So, today we performed a lot of tests on some new parts and the system actually performed better than we were expecting. It's still not at the stage where we think we're going to race it, even though we are pretty tempted at the moment, so there's plenty of engineers looking at a lot of data. We'll make that decision later on tonight. With regards to next year, any system that you can use to help reduce drag will always help you, so yes, it is part of the consideration for next year's car.Nick Chester:
And the same for Lotus; obviously anything that drops drag is a useful thing to have, so it's an interesting direction to pursue.Q:
Just for clarity, the reason not to continue with it for the weekend, is that because the downside of it, not switching properly, outweighs the possible gains of having it?Nick Chester:
Partly, and also because we didn't have a full dry session, we couldn't get the normal feedback we would like on it and all the measurements we would like, so it just left us a little nervous after P1 that we didn't want to go into the rest of the weekend with something that may give us a problem, particularly when the car's already competitive and we didn't want to risk having a problem in P3 or qualifying with it.Q:
(Edd Straw – Autosport).
Pat, you talked about the need for getting more out of the potential of Williams with better technical leadership.
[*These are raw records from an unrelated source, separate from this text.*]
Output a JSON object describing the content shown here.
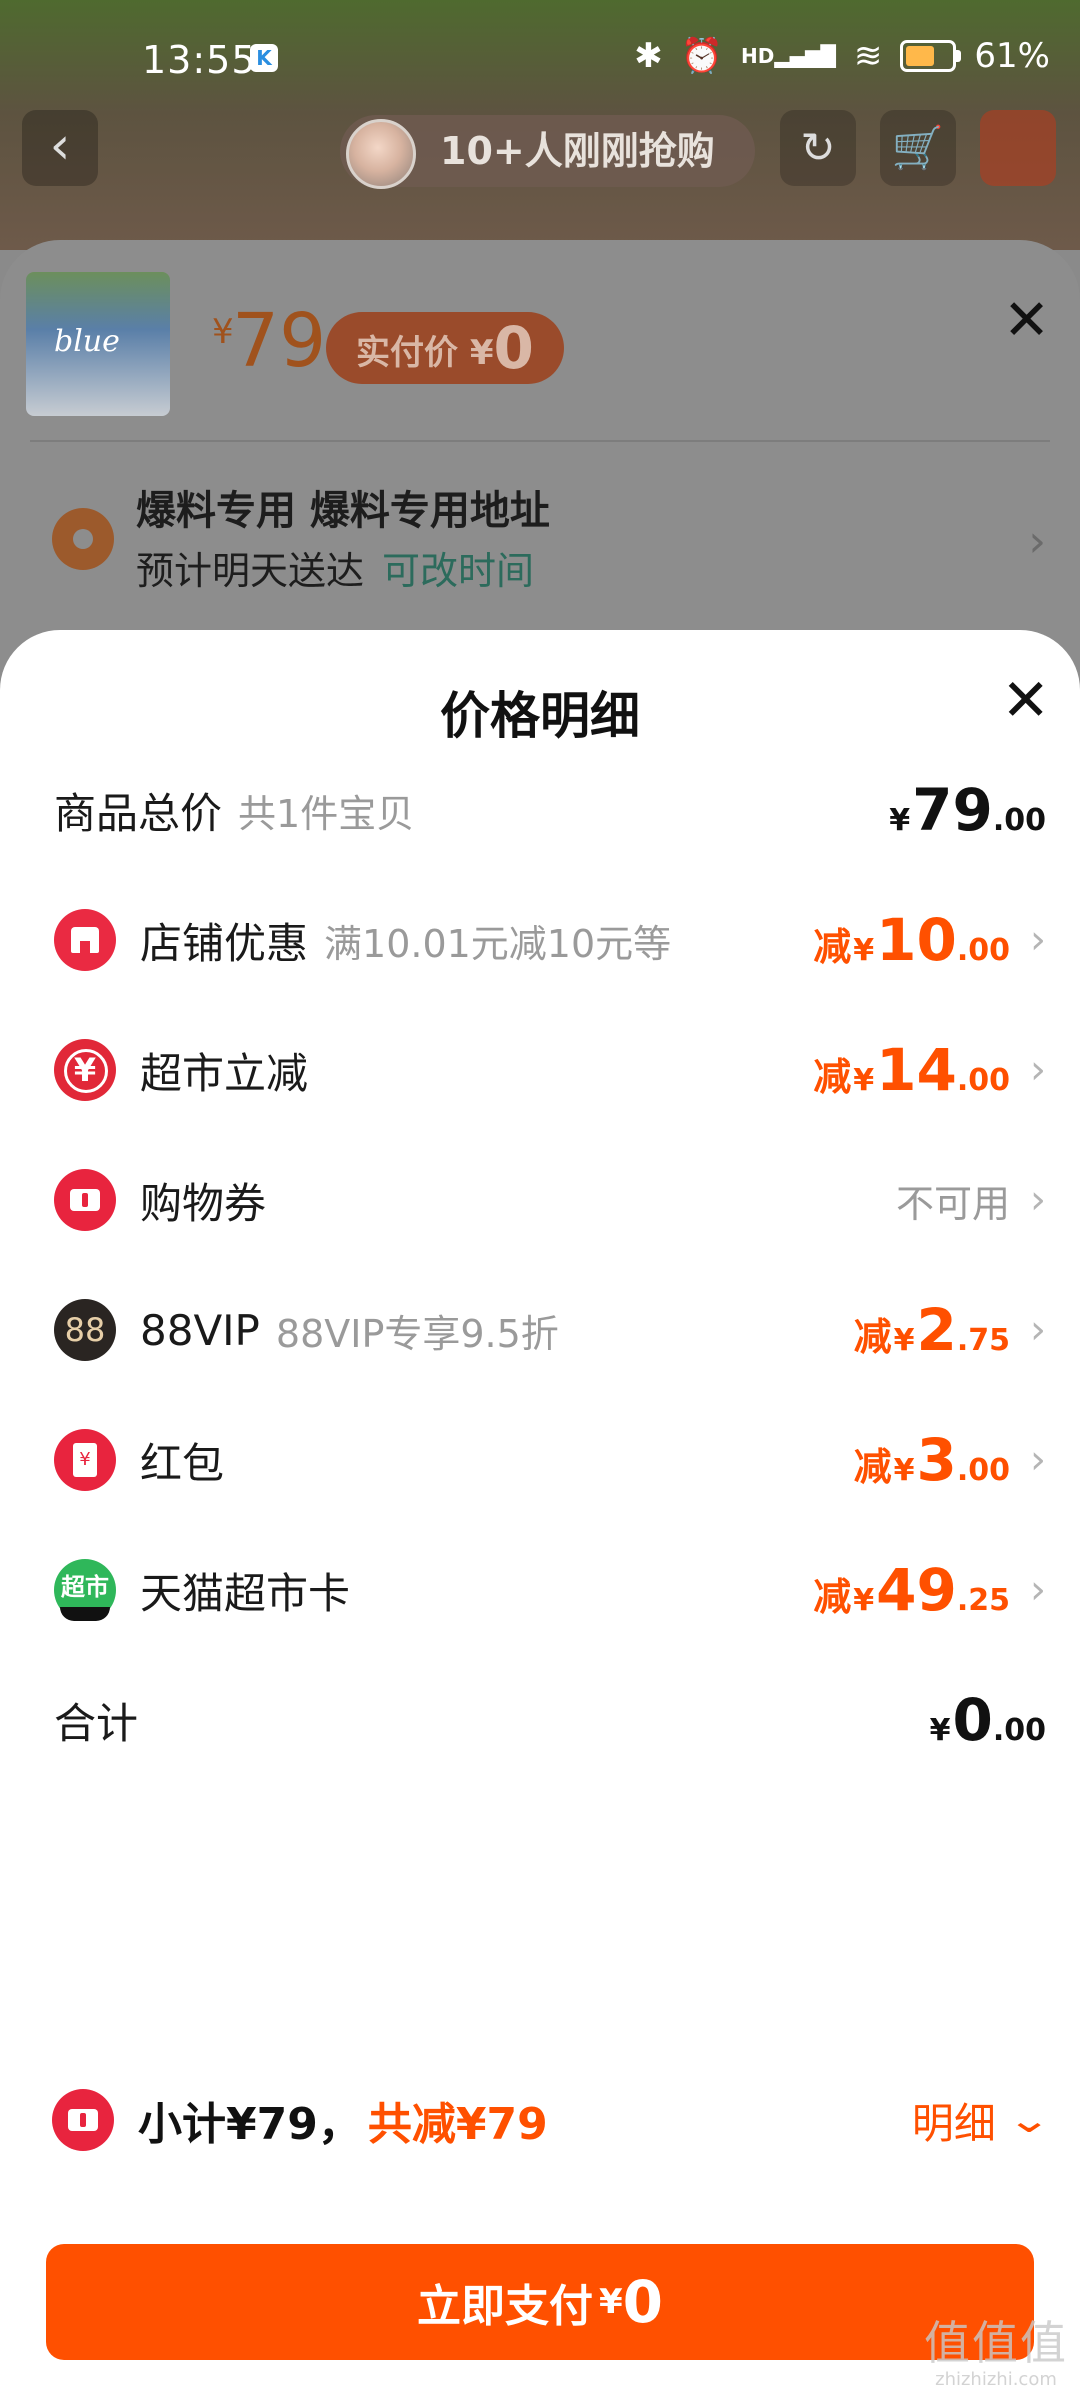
{
  "status": {
    "time": "13:55",
    "k_badge": "K",
    "signal_label": "HD",
    "battery": "61%"
  },
  "background": {
    "buyers": "10+人刚刚抢购",
    "product": {
      "price_symbol": "¥",
      "price": "79",
      "actual_price_label": "实付价 ¥",
      "actual_price_value": "0"
    },
    "address": {
      "name": "爆料专用 爆料专用地址",
      "eta": "预计明天送达",
      "change_time": "可改时间"
    }
  },
  "sheet": {
    "title": "价格明细",
    "rows": [
      {
        "label": "商品总价",
        "sub": "共1件宝贝",
        "prefix": "",
        "yen": "¥",
        "int": "79",
        "dec": ".00"
      },
      {
        "label": "店铺优惠",
        "sub": "满10.01元减10元等",
        "prefix": "减",
        "yen": "¥",
        "int": "10",
        "dec": ".00"
      },
      {
        "label": "超市立减",
        "sub": "",
        "prefix": "减",
        "yen": "¥",
        "int": "14",
        "dec": ".00"
      },
      {
        "label": "购物券",
        "sub": "",
        "value_text": "不可用"
      },
      {
        "label": "88VIP",
        "sub": "88VIP专享9.5折",
        "prefix": "减",
        "yen": "¥",
        "int": "2",
        "dec": ".75",
        "icon_text": "88"
      },
      {
        "label": "红包",
        "sub": "",
        "prefix": "减",
        "yen": "¥",
        "int": "3",
        "dec": ".00"
      },
      {
        "label": "天猫超市卡",
        "sub": "",
        "prefix": "减",
        "yen": "¥",
        "int": "49",
        "dec": ".25",
        "icon_text": "超市"
      },
      {
        "label": "合计",
        "sub": "",
        "prefix": "",
        "yen": "¥",
        "int": "0",
        "dec": ".00"
      }
    ]
  },
  "footer": {
    "subtotal": "小计¥79，",
    "saving": "共减¥79",
    "detail_link": "明细",
    "pay_label": "立即支付",
    "pay_yen": "¥",
    "pay_amount": "0"
  },
  "watermark": {
    "logo": "值值值",
    "site": "zhizhizhi.com"
  },
  "colors": {
    "accent": "#ff5000",
    "icon_red": "#e8243e",
    "tmall_card_green": "#2fb75a"
  },
  "icons": {
    "close": "close-icon",
    "chevron": "chevron-right-icon",
    "back": "back-arrow-icon",
    "location": "location-pin-icon"
  }
}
Do you, based on your preliminary examinations of the team, think that you need further recruitment in senior technical positions to work just under you to achieve that?Pat Symonds:
Well, the first thing to remember is that I've been there four days, so it's very much first impressions, but those first impressions are that it's a team with fabulous facilities, it's a great factory, there's most of the equipment that we need there and a lot of very good people. And of course, while I may have been there only four days, a lot of those people I have known for many years and worked with many of them, so there is a lot of quality and I think I would re-iterate what I said earlier, that I think that what we need to do at Williams is that we need to look at process and that's really where my focus will be.Q:
(Edd Straw – Autosport).
Nick, the wheelbase change, any concerns that will have a detrimental effect on the good tyre management you've seen from your car? Obviously it will slightly change the way you're loading up the tyres.Nick Chester:
Yeah, we don't expect so. If anything, it should make the car a little bit more stable, a little bit easier to drive, it could even give us a small tyre management advantage so we think it's the right thing to do and we're looking forward to bringing it to Monza.